== Problem requirements ==
If a record holds a picture, leave the picture out and copy everything else exactly.

- - -

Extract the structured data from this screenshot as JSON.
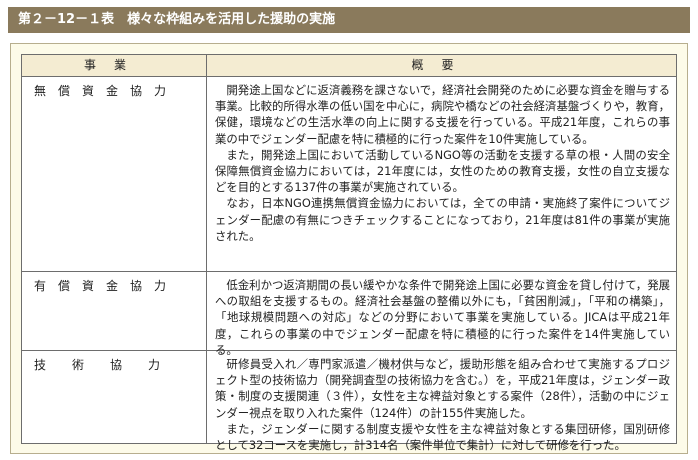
{
  "title": "第２－12－１表　様々な枠組みを活用した援助の実施",
  "header": {
    "col1": "事業",
    "col2": "概要"
  },
  "rows": [
    {
      "name": "無償資金協力",
      "paragraphs": [
        "開発途上国などに返済義務を課さないで，経済社会開発のために必要な資金を贈与する事業。比較的所得水準の低い国を中心に，病院や橋などの社会経済基盤づくりや，教育，保健，環境などの生活水準の向上に関する支援を行っている。平成21年度，これらの事業の中でジェンダー配慮を特に積極的に行った案件を10件実施している。",
        "また，開発途上国において活動しているNGO等の活動を支援する草の根・人間の安全保障無償資金協力においては，21年度には，女性のための教育支援，女性の自立支援などを目的とする137件の事業が実施されている。",
        "なお，日本NGO連携無償資金協力においては，全ての申請・実施終了案件についてジェンダー配慮の有無につきチェックすることになっており，21年度は81件の事業が実施された。"
      ]
    },
    {
      "name": "有償資金協力",
      "paragraphs": [
        "低金利かつ返済期間の長い緩やかな条件で開発途上国に必要な資金を貸し付けて，発展への取組を支援するもの。経済社会基盤の整備以外にも，「貧困削減」，「平和の構築」，「地球規模問題への対応」などの分野において事業を実施している。JICAは平成21年度，これらの事業の中でジェンダー配慮を特に積極的に行った案件を14件実施している。"
      ]
    },
    {
      "name": "技術協力",
      "paragraphs": [
        "研修員受入れ／専門家派遣／機材供与など，援助形態を組み合わせて実施するプロジェクト型の技術協力（開発調査型の技術協力を含む。）を，平成21年度は，ジェンダー政策・制度の支援関連（３件），女性を主な裨益対象とする案件（28件），活動の中にジェンダー視点を取り入れた案件（124件）の計155件実施した。",
        "また，ジェンダーに関する制度支援や女性を主な裨益対象とする集団研修，国別研修として32コースを実施し，計314名（案件単位で集計）に対して研修を行った。"
      ]
    }
  ]
}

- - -

== Response to the task ==
Extract the structured data from this screenshot as JSON.
{
  "title": "第２－12－１表　様々な枠組みを活用した援助の実施",
  "header": {
    "col1": "事業",
    "col2": "概要"
  },
  "rows": [
    {
      "name": "無償資金協力",
      "paragraphs": [
        "開発途上国などに返済義務を課さないで，経済社会開発のために必要な資金を贈与する事業。比較的所得水準の低い国を中心に，病院や橋などの社会経済基盤づくりや，教育，保健，環境などの生活水準の向上に関する支援を行っている。平成21年度，これらの事業の中でジェンダー配慮を特に積極的に行った案件を10件実施している。",
        "また，開発途上国において活動しているNGO等の活動を支援する草の根・人間の安全保障無償資金協力においては，21年度には，女性のための教育支援，女性の自立支援などを目的とする137件の事業が実施されている。",
        "なお，日本NGO連携無償資金協力においては，全ての申請・実施終了案件についてジェンダー配慮の有無につきチェックすることになっており，21年度は81件の事業が実施された。"
      ]
    },
    {
      "name": "有償資金協力",
      "paragraphs": [
        "低金利かつ返済期間の長い緩やかな条件で開発途上国に必要な資金を貸し付けて，発展への取組を支援するもの。経済社会基盤の整備以外にも，「貧困削減」，「平和の構築」，「地球規模問題への対応」などの分野において事業を実施している。JICAは平成21年度，これらの事業の中でジェンダー配慮を特に積極的に行った案件を14件実施している。"
      ]
    },
    {
      "name": "技術協力",
      "paragraphs": [
        "研修員受入れ／専門家派遣／機材供与など，援助形態を組み合わせて実施するプロジェクト型の技術協力（開発調査型の技術協力を含む。）を，平成21年度は，ジェンダー政策・制度の支援関連（３件），女性を主な裨益対象とする案件（28件），活動の中にジェンダー視点を取り入れた案件（124件）の計155件実施した。",
        "また，ジェンダーに関する制度支援や女性を主な裨益対象とする集団研修，国別研修として32コースを実施し，計314名（案件単位で集計）に対して研修を行った。"
      ]
    }
  ]
}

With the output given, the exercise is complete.